Action item:
Would you restate the listing word for word, with the images omitted?

- - -

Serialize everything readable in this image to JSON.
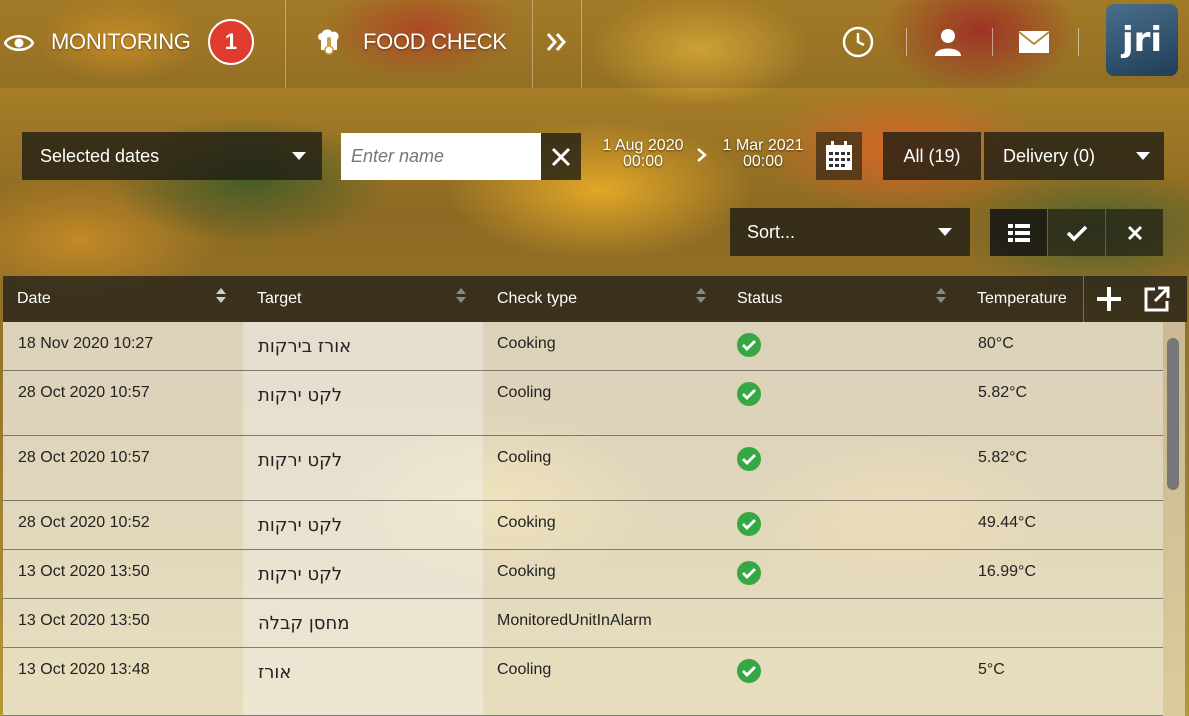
{
  "nav": {
    "monitoring_label": "MONITORING",
    "monitoring_badge": "1",
    "food_check_label": "FOOD CHECK",
    "logo_text": "jri"
  },
  "filters": {
    "date_range_select": "Selected dates",
    "name_placeholder": "Enter name",
    "start_date": "1 Aug 2020",
    "start_time": "00:00",
    "end_date": "1 Mar 2021",
    "end_time": "00:00",
    "tab_all": "All (19)",
    "tab_delivery": "Delivery (0)",
    "sort_placeholder": "Sort..."
  },
  "table": {
    "columns": [
      "Date",
      "Target",
      "Check type",
      "Status",
      "Temperature"
    ],
    "rows": [
      {
        "date": "18 Nov 2020 10:27",
        "target": "אורז בירקות",
        "check_type": "Cooking",
        "status": "ok",
        "temperature": "80°C"
      },
      {
        "date": "28 Oct 2020 10:57",
        "target": "לקט ירקות",
        "check_type": "Cooling",
        "status": "ok",
        "temperature": "5.82°C"
      },
      {
        "date": "28 Oct 2020 10:57",
        "target": "לקט ירקות",
        "check_type": "Cooling",
        "status": "ok",
        "temperature": "5.82°C"
      },
      {
        "date": "28 Oct 2020 10:52",
        "target": "לקט ירקות",
        "check_type": "Cooking",
        "status": "ok",
        "temperature": "49.44°C"
      },
      {
        "date": "13 Oct 2020 13:50",
        "target": "לקט ירקות",
        "check_type": "Cooking",
        "status": "ok",
        "temperature": "16.99°C"
      },
      {
        "date": "13 Oct 2020 13:50",
        "target": "מחסן קבלה",
        "check_type": "MonitoredUnitInAlarm",
        "status": "",
        "temperature": ""
      },
      {
        "date": "13 Oct 2020 13:48",
        "target": "אורז",
        "check_type": "Cooling",
        "status": "ok",
        "temperature": "5°C"
      }
    ]
  },
  "colors": {
    "badge": "#e13b2f",
    "status_ok": "#35a845"
  }
}
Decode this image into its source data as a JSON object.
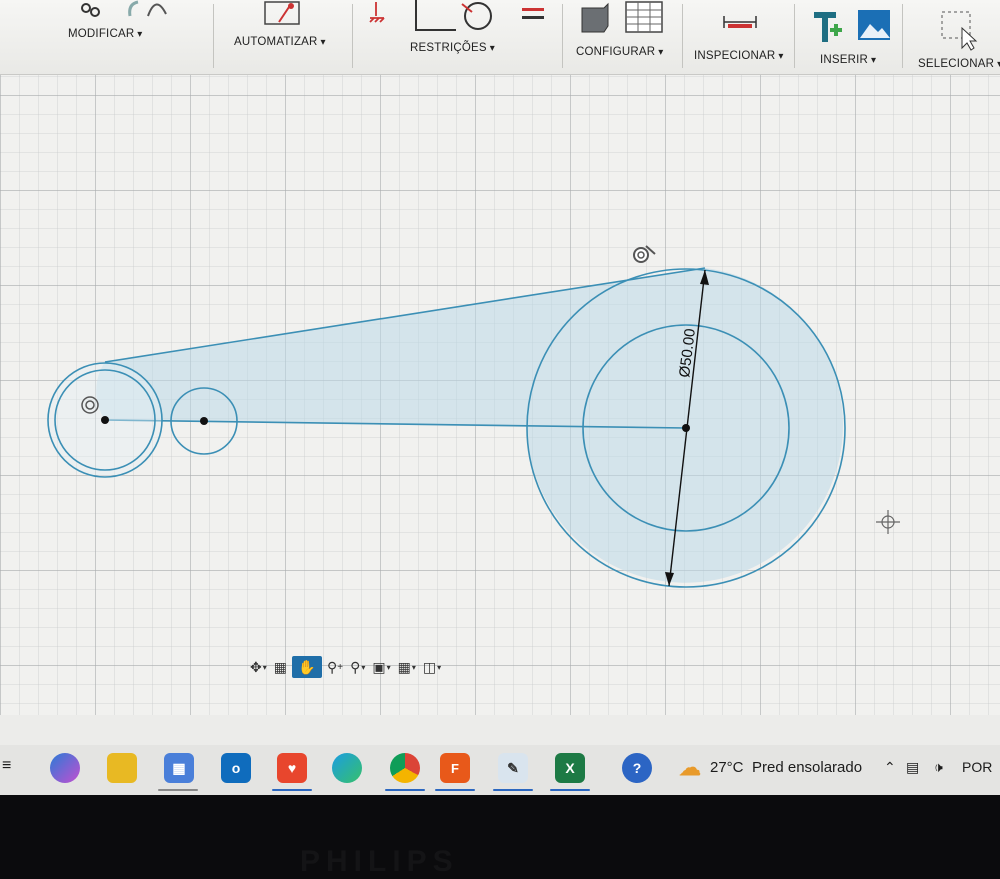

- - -

Answer to the exercise:
Serialize everything readable in this image to JSON.
{
  "nav": {
    "monitoring_label": "MONITORING",
    "monitoring_badge": "1",
    "food_check_label": "FOOD CHECK",
    "logo_text": "jri"
  },
  "filters": {
    "date_range_select": "Selected dates",
    "name_placeholder": "Enter name",
    "start_date": "1 Aug 2020",
    "start_time": "00:00",
    "end_date": "1 Mar 2021",
    "end_time": "00:00",
    "tab_all": "All (19)",
    "tab_delivery": "Delivery (0)",
    "sort_placeholder": "Sort..."
  },
  "table": {
    "columns": [
      "Date",
      "Target",
      "Check type",
      "Status",
      "Temperature"
    ],
    "rows": [
      {
        "date": "18 Nov 2020 10:27",
        "target": "אורז בירקות",
        "check_type": "Cooking",
        "status": "ok",
        "temperature": "80°C"
      },
      {
        "date": "28 Oct 2020 10:57",
        "target": "לקט ירקות",
        "check_type": "Cooling",
        "status": "ok",
        "temperature": "5.82°C"
      },
      {
        "date": "28 Oct 2020 10:57",
        "target": "לקט ירקות",
        "check_type": "Cooling",
        "status": "ok",
        "temperature": "5.82°C"
      },
      {
        "date": "28 Oct 2020 10:52",
        "target": "לקט ירקות",
        "check_type": "Cooking",
        "status": "ok",
        "temperature": "49.44°C"
      },
      {
        "date": "13 Oct 2020 13:50",
        "target": "לקט ירקות",
        "check_type": "Cooking",
        "status": "ok",
        "temperature": "16.99°C"
      },
      {
        "date": "13 Oct 2020 13:50",
        "target": "מחסן קבלה",
        "check_type": "MonitoredUnitInAlarm",
        "status": "",
        "temperature": ""
      },
      {
        "date": "13 Oct 2020 13:48",
        "target": "אורז",
        "check_type": "Cooling",
        "status": "ok",
        "temperature": "5°C"
      }
    ]
  },
  "colors": {
    "badge": "#e13b2f",
    "status_ok": "#35a845"
  }
}
Decode this image into its source data as a JSON object.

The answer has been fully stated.